NOCs, IOCs, NECs and IECs
As the global energy transition gathers pace, every major industry is looking for ways to decarbonise without undermining profit and efficiency. This is especially true of the transportation sector, which has the highest reliance on fossil fuels accounting for 37% of CO2 emissions from end‐use sectors. But the world relies on transport to function so finding a green solution is critical. Some experts think they’ve found one - electrification.
This simply means using electricity to power vehicles that are traditionally powered by fossil fuels. The electricity could in turn be produced by fully renewable sources, or a mixture of renewable and fossil fuel. Advocates believe it will enable the transportation sector to radically decrease emissions.
Electrification has long been a major focus of environmental discussions, and a range of campaigns and commercial attention has focused on public implementation of electric cars. A multilateral agreement signed at COP26 saw a broad coalition of nations, corporates, and public bodies commit to implementing 100% zero-emission sales of new vehicles in leading markets by 2035, and globally by 2040.
This was an important step in the transition to electric vehicles, but critics point out that commitments are one thing, but properly addressing the challenges of electrification is another. Sceptics of electrification note that the full life cycle of electric vehicles must be considered in any commitment to electrification if the world is to avoid creating resource issues that could undermine climate goals. Manufacturing electric vehicles is resource intensive, and it remains unclear whether the necessary resources will be available, at least in the short term, to meet that increasing demand.
The impact of end-of-life vehicle recycling is also a potential issue. The high metal content of electric vehicles makes a good business case for recycling, and processes are in place to recover and reuse these materials. However, price fluctuations for secondary materials influence that business case, and the increasing amount of residual material means some resources will be wasted.
One solution could be taking a broader circular-economy approach. Advocates say that the management of the end of life of electric vehicles could be factored in from the beginning. This would reduce their environmental impact and ensure that trade-offs are minimised in achieving the necessary climate goals.
Two important principles of the circular economy are to eliminate waste and pollution, and to keep products and materials in use. Applying these principles to electric vehicles not only ensures valuable and finite materials like lithium are circulated in the economy, it also increases wider energy efficiency, and helps countries and industries meet their net-zero emissions targets.
These are among the important challenges that will be discussed at ADIPEC in Abu Dhabi. Attendees will be able to gain an expert insight into the future of the transportation and mobility ecosystem, and how latest innovation can make it work. As part of our Perspectives on Innovation conference, we will be hosting a session on “Revolutionising The New Mobility Ecosystem: How Will The Future Of Transportation Change Energy Demand?”. Here we will address what needs to change to encourage a collaborative approach between policy makers and the energy industry, what the opportunities are for electric vehicle growth, and how the shortage of materials such as nickel influence market development.

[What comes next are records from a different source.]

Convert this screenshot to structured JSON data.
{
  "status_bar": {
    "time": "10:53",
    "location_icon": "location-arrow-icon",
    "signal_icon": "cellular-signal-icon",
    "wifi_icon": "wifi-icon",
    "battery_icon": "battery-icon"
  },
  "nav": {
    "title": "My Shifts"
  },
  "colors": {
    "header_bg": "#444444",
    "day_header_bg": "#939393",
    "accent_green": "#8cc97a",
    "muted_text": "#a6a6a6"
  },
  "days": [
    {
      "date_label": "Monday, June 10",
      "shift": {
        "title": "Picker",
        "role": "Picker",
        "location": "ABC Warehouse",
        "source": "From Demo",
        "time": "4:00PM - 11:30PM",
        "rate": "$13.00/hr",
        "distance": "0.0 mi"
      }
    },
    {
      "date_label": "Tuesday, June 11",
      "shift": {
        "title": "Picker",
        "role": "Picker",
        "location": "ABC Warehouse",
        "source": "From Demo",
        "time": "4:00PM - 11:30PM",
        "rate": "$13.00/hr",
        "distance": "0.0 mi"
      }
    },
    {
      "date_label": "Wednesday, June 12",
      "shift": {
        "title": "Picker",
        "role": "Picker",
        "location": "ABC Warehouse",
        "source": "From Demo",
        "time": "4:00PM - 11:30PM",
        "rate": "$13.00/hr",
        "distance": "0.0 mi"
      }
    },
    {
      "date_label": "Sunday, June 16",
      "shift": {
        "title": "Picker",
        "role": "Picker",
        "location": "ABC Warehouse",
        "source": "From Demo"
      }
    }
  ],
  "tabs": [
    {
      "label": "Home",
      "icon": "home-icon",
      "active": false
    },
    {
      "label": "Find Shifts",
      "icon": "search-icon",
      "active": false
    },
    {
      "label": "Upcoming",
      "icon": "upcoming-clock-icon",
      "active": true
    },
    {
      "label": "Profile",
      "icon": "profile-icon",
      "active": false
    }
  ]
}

Don’t miss out on #ADIPEC2022 taking place between 31 October and 3 November in Abu Dhabi, UAE.
To find out more, visit our website: www.adipec.com